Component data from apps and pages
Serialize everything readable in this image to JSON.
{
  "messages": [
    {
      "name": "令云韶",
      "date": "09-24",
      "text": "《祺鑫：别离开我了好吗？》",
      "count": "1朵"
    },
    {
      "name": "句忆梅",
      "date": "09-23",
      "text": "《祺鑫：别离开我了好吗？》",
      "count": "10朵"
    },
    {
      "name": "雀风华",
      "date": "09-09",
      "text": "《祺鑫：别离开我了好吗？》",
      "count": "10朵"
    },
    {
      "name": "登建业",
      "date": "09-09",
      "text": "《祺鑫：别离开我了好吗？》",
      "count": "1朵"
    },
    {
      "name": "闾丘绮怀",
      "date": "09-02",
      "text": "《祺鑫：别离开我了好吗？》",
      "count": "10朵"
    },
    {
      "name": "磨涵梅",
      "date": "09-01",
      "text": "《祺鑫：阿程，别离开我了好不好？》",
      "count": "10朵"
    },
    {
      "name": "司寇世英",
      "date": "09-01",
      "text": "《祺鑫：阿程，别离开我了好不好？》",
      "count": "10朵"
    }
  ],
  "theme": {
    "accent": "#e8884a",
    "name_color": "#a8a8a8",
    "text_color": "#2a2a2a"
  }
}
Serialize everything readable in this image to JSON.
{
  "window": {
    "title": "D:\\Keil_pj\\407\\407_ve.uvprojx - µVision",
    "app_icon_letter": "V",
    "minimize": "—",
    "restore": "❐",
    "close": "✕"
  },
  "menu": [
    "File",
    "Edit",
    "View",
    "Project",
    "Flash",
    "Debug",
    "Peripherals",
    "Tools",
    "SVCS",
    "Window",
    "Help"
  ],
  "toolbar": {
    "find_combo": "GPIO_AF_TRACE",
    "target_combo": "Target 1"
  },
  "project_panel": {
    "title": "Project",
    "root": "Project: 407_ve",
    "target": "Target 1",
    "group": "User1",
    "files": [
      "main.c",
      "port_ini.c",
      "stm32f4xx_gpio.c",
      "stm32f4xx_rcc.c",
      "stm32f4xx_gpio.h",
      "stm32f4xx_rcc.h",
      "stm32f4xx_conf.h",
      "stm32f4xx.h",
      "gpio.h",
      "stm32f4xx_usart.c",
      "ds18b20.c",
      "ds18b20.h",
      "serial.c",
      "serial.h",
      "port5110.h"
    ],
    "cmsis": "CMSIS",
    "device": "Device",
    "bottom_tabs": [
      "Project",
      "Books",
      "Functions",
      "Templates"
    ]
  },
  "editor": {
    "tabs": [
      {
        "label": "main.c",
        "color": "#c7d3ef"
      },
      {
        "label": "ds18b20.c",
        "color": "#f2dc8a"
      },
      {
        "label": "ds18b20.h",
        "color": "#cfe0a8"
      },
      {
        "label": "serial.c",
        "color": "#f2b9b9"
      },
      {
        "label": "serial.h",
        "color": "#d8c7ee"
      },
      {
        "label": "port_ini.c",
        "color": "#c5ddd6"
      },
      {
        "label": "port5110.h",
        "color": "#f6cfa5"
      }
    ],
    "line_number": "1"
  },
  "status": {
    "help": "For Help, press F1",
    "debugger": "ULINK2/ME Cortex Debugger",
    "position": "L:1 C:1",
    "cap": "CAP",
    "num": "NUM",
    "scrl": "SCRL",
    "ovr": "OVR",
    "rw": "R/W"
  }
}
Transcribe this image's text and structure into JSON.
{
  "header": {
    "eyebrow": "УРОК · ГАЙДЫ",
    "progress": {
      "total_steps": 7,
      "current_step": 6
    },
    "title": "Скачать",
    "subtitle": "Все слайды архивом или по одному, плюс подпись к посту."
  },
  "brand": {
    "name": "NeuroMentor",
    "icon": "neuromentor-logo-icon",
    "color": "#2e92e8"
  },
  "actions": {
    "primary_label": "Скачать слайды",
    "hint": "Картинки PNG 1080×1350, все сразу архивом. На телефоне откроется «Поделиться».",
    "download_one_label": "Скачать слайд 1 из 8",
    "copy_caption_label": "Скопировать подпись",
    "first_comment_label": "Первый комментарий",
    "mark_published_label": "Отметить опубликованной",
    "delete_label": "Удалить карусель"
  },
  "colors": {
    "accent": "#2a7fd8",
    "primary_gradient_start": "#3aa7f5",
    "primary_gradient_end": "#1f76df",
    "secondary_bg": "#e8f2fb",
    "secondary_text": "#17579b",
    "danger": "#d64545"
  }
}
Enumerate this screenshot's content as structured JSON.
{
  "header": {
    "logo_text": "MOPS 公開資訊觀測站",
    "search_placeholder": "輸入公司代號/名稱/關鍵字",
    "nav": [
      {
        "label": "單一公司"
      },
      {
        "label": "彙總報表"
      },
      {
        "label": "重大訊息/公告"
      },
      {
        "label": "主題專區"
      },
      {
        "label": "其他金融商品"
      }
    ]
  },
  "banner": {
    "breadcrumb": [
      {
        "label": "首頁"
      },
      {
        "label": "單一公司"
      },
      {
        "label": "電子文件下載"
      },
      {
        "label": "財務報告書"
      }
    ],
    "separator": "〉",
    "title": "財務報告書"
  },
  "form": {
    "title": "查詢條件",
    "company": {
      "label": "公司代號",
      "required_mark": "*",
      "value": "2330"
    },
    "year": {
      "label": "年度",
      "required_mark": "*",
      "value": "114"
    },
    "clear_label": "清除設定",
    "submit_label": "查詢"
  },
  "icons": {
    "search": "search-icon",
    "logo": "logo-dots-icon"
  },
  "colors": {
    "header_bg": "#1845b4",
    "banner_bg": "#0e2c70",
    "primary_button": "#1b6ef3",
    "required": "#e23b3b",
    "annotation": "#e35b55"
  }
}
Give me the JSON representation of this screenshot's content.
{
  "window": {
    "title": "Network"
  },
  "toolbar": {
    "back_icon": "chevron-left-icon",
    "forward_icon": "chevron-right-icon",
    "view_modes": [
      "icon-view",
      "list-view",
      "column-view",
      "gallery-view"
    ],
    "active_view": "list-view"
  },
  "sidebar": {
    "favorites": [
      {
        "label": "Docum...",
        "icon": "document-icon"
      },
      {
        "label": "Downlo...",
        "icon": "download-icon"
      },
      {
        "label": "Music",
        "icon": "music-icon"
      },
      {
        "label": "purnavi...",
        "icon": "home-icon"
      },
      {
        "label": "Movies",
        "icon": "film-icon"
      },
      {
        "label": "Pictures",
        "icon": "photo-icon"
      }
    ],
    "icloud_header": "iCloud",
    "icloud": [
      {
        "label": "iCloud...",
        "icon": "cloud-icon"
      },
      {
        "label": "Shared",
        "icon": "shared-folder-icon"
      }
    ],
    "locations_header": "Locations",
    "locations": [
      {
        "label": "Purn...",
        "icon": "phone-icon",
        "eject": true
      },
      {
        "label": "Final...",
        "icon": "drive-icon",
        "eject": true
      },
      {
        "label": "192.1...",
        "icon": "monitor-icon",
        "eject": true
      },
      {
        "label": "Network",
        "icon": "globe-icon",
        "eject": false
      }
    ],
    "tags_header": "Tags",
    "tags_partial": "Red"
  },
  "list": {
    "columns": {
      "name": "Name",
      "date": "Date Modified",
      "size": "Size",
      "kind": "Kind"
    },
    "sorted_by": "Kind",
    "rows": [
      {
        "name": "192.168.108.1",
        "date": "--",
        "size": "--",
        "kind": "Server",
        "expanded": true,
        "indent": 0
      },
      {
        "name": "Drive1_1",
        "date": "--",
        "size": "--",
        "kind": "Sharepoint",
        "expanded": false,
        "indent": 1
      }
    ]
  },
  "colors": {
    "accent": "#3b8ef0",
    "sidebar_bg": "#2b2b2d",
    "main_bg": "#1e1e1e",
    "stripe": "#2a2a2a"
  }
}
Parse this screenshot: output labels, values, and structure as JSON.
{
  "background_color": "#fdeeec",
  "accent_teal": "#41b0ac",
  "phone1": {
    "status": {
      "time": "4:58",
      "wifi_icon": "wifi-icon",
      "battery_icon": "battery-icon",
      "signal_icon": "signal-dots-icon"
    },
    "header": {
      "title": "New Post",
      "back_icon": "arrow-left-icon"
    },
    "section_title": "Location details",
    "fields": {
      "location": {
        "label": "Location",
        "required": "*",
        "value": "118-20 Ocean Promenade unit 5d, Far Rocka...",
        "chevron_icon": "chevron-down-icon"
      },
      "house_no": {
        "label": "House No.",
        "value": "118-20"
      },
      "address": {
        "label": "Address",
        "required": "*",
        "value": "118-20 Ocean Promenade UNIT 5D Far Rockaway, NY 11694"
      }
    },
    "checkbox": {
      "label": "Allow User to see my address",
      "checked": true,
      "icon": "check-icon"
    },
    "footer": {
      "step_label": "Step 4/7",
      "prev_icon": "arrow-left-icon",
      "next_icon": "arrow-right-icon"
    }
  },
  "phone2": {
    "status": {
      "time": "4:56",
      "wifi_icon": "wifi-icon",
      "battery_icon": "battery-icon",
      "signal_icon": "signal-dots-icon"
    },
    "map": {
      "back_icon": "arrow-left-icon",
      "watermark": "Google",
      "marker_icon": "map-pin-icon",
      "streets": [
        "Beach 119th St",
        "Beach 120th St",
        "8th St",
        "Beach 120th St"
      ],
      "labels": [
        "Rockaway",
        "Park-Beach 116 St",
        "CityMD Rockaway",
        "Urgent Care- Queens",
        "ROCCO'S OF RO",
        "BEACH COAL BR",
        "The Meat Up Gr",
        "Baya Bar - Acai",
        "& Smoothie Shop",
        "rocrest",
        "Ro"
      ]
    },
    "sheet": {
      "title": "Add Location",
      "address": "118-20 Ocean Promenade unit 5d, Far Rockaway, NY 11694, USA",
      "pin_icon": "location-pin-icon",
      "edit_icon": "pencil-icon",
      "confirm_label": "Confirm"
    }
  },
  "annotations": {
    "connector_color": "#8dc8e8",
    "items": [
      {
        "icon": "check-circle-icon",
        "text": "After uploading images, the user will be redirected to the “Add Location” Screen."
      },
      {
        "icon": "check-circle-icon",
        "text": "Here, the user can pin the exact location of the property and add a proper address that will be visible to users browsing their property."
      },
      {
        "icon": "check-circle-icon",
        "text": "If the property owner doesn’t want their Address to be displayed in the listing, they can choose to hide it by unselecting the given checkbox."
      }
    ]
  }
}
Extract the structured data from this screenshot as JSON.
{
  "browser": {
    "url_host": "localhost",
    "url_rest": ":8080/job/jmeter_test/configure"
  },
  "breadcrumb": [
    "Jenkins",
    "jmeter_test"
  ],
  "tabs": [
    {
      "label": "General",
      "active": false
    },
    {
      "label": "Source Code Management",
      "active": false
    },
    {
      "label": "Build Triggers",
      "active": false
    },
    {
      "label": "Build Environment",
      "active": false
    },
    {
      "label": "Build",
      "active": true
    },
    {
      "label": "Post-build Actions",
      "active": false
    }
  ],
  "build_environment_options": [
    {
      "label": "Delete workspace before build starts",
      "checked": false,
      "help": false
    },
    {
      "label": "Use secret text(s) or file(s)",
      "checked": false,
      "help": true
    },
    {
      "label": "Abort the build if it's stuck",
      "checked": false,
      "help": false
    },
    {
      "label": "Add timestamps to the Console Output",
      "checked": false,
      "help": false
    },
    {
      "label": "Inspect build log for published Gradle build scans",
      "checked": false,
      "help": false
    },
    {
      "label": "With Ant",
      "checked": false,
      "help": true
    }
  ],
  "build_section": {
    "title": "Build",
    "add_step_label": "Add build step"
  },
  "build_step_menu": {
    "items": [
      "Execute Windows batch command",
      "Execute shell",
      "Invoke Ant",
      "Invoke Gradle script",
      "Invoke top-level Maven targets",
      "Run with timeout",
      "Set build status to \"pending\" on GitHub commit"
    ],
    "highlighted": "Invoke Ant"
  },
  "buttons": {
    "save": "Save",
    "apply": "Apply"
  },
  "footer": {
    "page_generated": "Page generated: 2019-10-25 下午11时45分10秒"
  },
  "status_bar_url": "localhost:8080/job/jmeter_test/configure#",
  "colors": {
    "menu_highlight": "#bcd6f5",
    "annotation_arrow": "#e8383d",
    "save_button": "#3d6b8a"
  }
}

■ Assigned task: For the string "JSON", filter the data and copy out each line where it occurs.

■ Answer box:
Serialize everything readable in this image to JSON.
Serialize everything readable in this image to JSON.
Transcribe this image's text and structure into JSON.
Enumerate this screenshot's content as structured JSON.
Give me the JSON representation of this screenshot's content.
Parse this screenshot: output labels, values, and structure as JSON.
Extract the structured data from this screenshot as JSON.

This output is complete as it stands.